EXERCISE DIRECTIONS: Please copy each line of the listing that includes the string "icon".

RECORDS FOR THIS TASK:
--

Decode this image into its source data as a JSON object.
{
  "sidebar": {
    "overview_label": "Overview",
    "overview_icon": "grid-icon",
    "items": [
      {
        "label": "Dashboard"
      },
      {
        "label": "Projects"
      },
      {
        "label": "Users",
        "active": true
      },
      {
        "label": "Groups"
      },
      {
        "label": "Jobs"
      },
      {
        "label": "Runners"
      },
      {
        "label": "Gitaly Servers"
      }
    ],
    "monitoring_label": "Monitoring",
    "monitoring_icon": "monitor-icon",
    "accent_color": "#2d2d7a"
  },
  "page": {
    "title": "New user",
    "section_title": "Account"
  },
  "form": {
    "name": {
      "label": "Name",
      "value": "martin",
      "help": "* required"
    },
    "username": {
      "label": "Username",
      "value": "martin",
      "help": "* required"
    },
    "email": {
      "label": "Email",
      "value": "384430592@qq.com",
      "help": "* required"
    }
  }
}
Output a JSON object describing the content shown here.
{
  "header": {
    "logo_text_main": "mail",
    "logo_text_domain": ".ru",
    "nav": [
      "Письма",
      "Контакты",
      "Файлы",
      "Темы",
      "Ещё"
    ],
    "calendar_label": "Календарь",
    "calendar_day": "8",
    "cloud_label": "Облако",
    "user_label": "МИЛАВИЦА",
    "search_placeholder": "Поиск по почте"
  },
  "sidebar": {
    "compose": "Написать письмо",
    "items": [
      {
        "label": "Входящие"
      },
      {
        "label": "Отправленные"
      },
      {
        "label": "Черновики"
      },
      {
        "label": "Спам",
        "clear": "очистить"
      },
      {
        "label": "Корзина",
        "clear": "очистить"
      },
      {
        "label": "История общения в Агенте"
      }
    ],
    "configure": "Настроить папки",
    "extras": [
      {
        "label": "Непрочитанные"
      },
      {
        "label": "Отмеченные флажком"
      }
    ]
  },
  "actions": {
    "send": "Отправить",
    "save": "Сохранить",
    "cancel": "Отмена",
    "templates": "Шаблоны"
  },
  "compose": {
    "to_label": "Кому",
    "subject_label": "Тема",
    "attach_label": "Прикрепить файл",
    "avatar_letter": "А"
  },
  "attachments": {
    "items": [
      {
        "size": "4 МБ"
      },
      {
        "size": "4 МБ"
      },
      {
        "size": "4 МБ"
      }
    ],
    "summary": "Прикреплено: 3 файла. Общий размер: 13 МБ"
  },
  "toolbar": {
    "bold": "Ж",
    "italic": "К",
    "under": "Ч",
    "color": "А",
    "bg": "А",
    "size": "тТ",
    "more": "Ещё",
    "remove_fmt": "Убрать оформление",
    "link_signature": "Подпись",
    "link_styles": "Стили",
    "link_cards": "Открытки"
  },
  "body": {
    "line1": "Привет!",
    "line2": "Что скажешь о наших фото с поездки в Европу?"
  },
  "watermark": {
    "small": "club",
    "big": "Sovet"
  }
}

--

YOUR RESPONSE:
    "overview_icon": "grid-icon",
    "monitoring_icon": "monitor-icon",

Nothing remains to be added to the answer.